First, what the "experts" and "pundits" have to say:
Baseball America: At 6-foot-1, 180 pounds, Arroyo has surprising pop and grades out as a solid-average hitter if not a tick better. He wants to play shortstop and has excellent hands, a quick release and instincts that allow him to make all the routine plays and some spectacular ones. Still, few scouts see him as a shortstop in the big leagues. Those who don’t think he can catch see him as a tweener, not quick enough for second and not powerful enough for third base. Arroyo is a Florida recruit.
Keith Law (ESPN): “There’s likely more power in his bat if he can stay back instead of drifting over his front side. He has good arm strength but is a below-average runner and doesn’t have the footwork to stay at shortstop; he could move to second base or even behind the plate.”
Baseball America rated Arroyo as the 102nd best prospect available when the Giants picked at 25. If you believe BA's word is gospel, then this pick was a colossal reach of the Al Davis variety. But once more, unlike football, where prospects are evaluated all day long every Saturday in millions of home across the nation, few people other than those in the know have the slightest clue as to who these baseball chaps even are anyway. Most pundits called Joe Panik a reach, and he's hitting .280 with a .370 OBP for Double-A right now. Twenty-four other teams passed on Mike Trout, who was selected in the same slot (25th) as Arroyo. No, that does not mean Arroyo is a phenom like Trout; it just means we can't judge this pick until Arroyo has been given time to develop and shows what he can do.
Unlike football, where players declare for the draft and almost almost always sign their rookie contracts thanks to a new and sobering CBA, baseball players can be drafted as young as high school, and they can decline the offer by the team that drafted them and opt to attend college, usually in the hopes of improving their draft status. Since Arroyo was projected to go much later in the draft, it's unlikely he'd "hold out" for four more years and get drafted by another team any higher than 25th. In fact, it's more likely his stock could slip and he would be drafted where most analysts projected him to go. Arroyo is wickedly smart. He will finish high school with 4.4 GPA, and although he's committed to play college ball at Florida, he asserted that he would sign with the Giants "for the right cost." The Giants seem confident that they can get a deal done. Arroyo knows this is a real opportunity for him.

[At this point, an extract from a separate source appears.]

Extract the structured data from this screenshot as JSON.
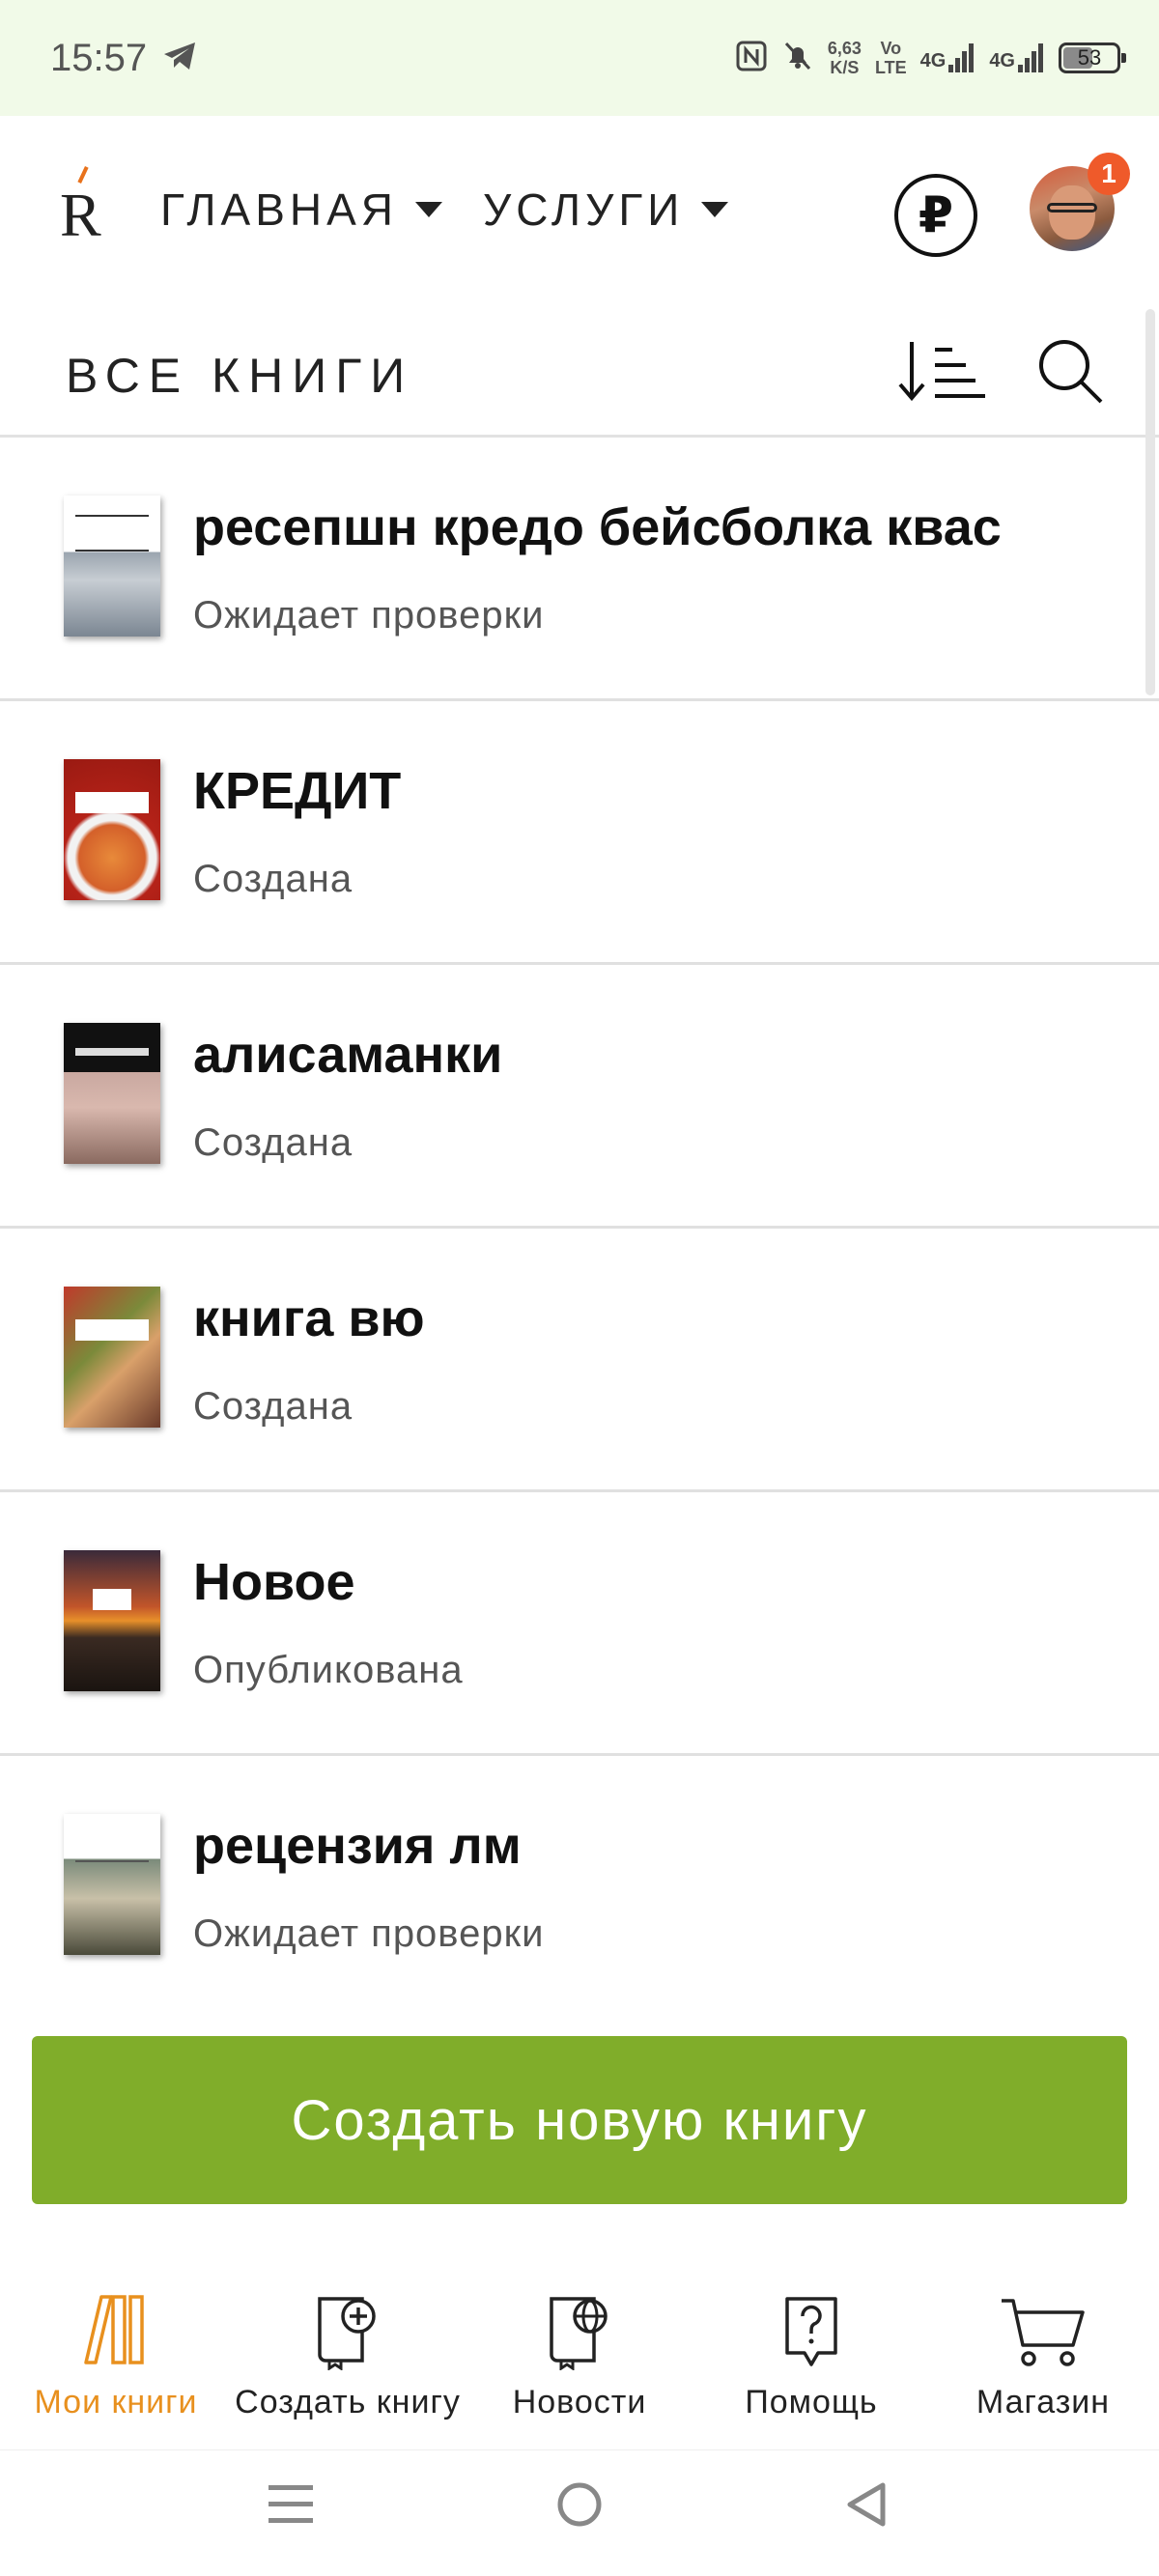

Is it even worth the time to form an opinion of this pick then, given how long it will take for it to pay dividends? It's a blog, so why the hell not...
The last offensive player who played shortstop that the Giants drafted and converted to catcher was Buster Posey. Arroyo wants to play shortstop. In order to get him to sign, the Giants are insisting that they see him at shortstop. But the value that Brandon Crawford brings with his youth, glove, team-friendly deal, and emerging offensive prowess, suggests that he could be a staple at short for a long time. Posey, on the other hand, will eventually move to first base to prolong his career since players take a beating behind the plate. The Sanchezes, Quirozes, Whitesides, and Stewarts of the world will not suffice as everyday options behind the dish going forward. The Giants traded away Tommy Joseph in the Hunter Pence deal, and while they still have a few quality backstops in their system, they rated none at the top of their board when they picked in the first round. Despite what the team is saying, I surmise the plan is to develop Arroyo as a catcher to eventually replace Posey. He already has the physical tools to do so, and he could offer plus hitting to avoid being the black hole in the lineup that the other guys have been.

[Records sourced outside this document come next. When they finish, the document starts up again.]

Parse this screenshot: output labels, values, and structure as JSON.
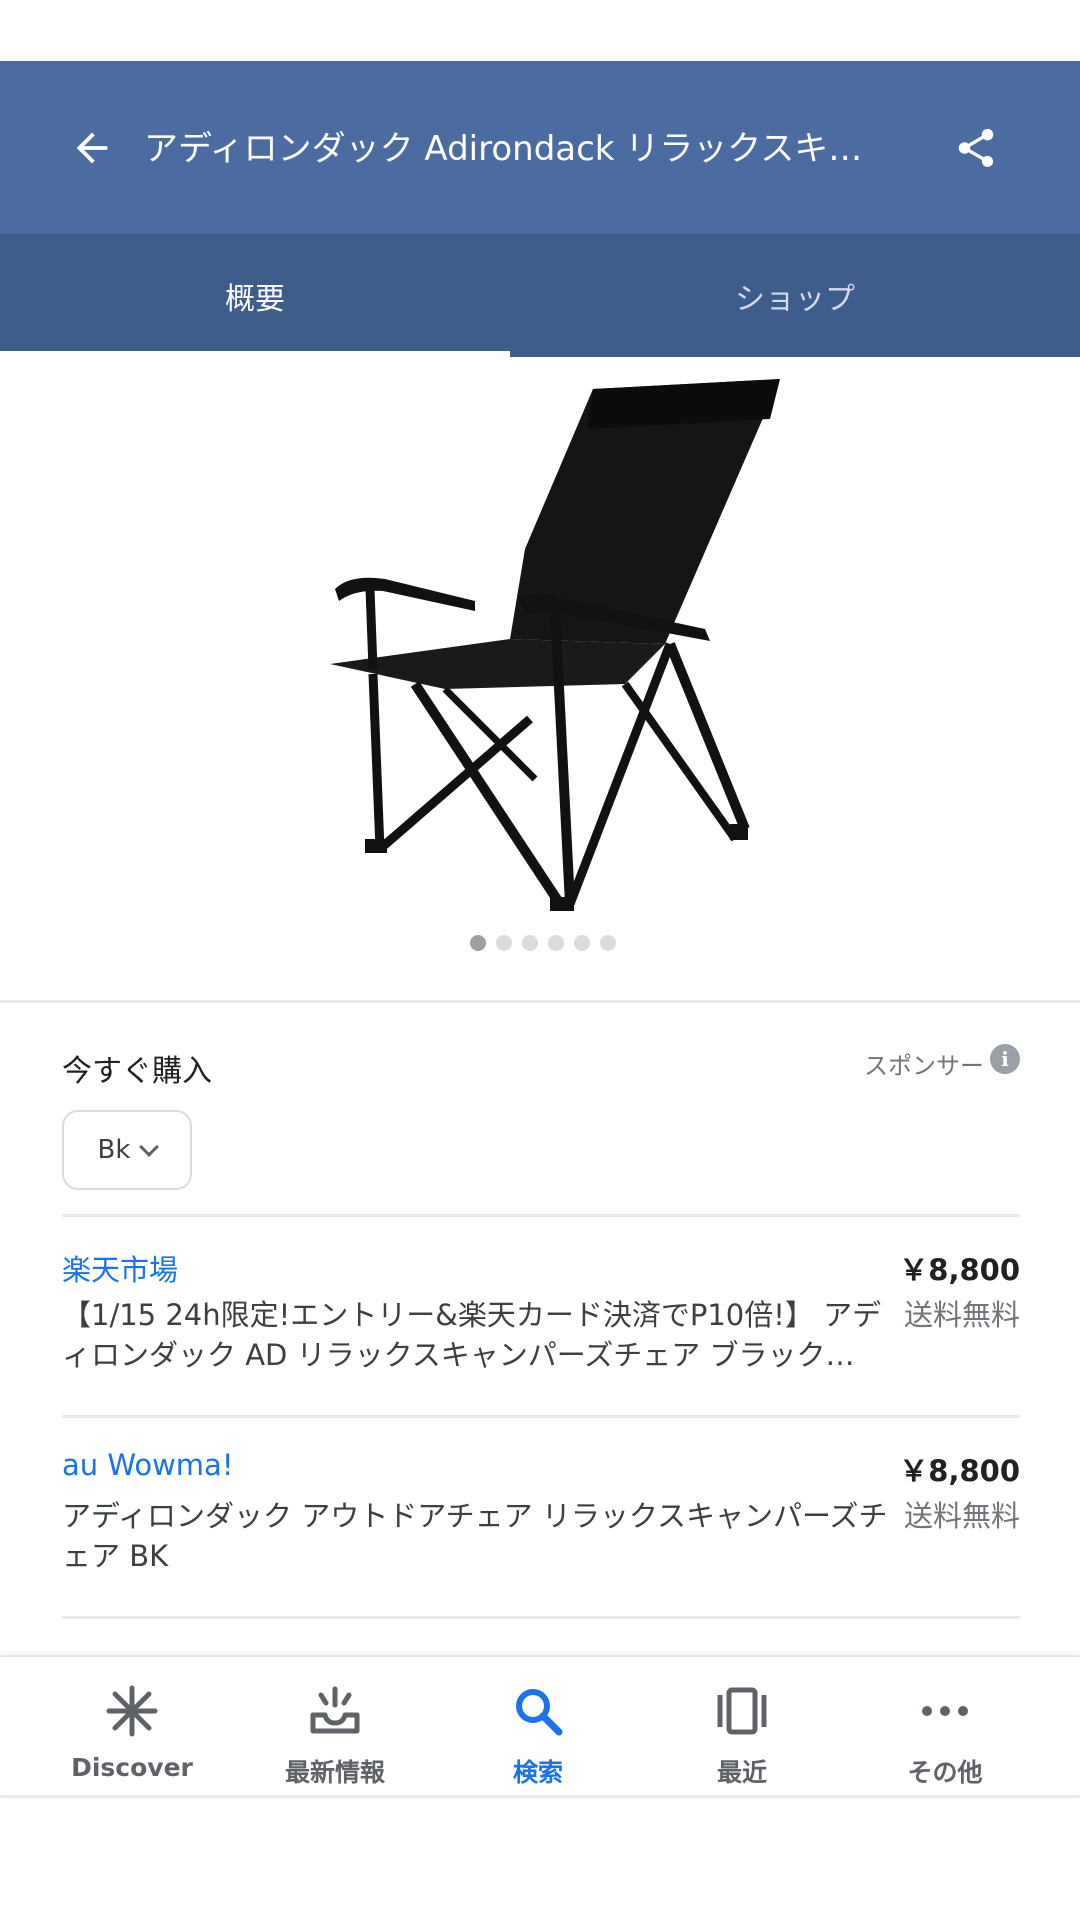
{
  "app_bar": {
    "title": "アディロンダック Adirondack リラックスキャ…",
    "back_icon": "arrow-back-icon",
    "share_icon": "share-icon",
    "color": "#4a6ca0"
  },
  "tabs": [
    {
      "label": "概要",
      "selected": true
    },
    {
      "label": "ショップ",
      "selected": false
    }
  ],
  "gallery": {
    "image": "black-folding-camp-chair",
    "page_count": 6,
    "current_page": 1
  },
  "buy": {
    "title": "今すぐ購入",
    "sponsor_label": "スポンサー",
    "info_icon": "info-icon",
    "variant": "Bk"
  },
  "offers": [
    {
      "store": "楽天市場",
      "price": "￥8,800",
      "description": "【1/15 24h限定!エントリー&楽天カード決済でP10倍!】 アディロンダック AD リラックスキャンパーズチェア ブラック…",
      "shipping": "送料無料"
    },
    {
      "store": "au Wowma!",
      "price": "￥8,800",
      "description": "アディロンダック アウトドアチェア リラックスキャンパーズチェア BK",
      "shipping": "送料無料"
    }
  ],
  "bottom_nav": [
    {
      "label": "Discover",
      "icon": "discover-asterisk-icon",
      "active": false
    },
    {
      "label": "最新情報",
      "icon": "updates-tray-icon",
      "active": false
    },
    {
      "label": "検索",
      "icon": "search-icon",
      "active": true
    },
    {
      "label": "最近",
      "icon": "recent-cards-icon",
      "active": false
    },
    {
      "label": "その他",
      "icon": "more-dots-icon",
      "active": false
    }
  ],
  "colors": {
    "accent": "#1a73e8",
    "tab_bar": "#3d5d8a"
  }
}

But why pick a player ranked 102nd so early? Well, he hit .524/.580/1.019 in high school, and he was the tournament MVP for USA Baseball's 18-under team. Giants VP of scouting John Barr said that the team had been following Arroyo since last year, and that they see him as a middle-infielder. Other than Panik, there is no legitimate offense at either second or shortstop in the farm system, and there hasn't been for awhile, Crawford's recent surge (in the big leagues, no less) notwithstanding. The team needs depth there. I only wish they had a better track record of developing bats like St. Louis does. That hasn't stopped them from selecting position players in the first round, and baseball teams rarely ever draft on need. The Giants have a heathy crop of young arms in the low minors right now, and they seem to be compiling position players in the hopes of balancing out their farm system. They've always been big on the best-player-available approach, and they saw something in Arroyo to make him the 25th overall pick.
Baseball America says "few scouts see (Arroyo) as a shortstop in the big leagues. Those who don't think he can catch see him as a tweener, not quick enough for second and not powerful enough for third base." The Giants have proven they know how to develop catchers. If Arroyo's power develops, he could be the guy to replace Sandoval at third if Pablo doesn't prove to the brass that he deserves a long-term deal. I still think Arroyo's path is likely leading him behind the plate, but there's always the chance that the Giants truly believe he can stick at second base or short, like they say. Regardless, they believe they have added value to the organization, wherever Arroyo ends up playing.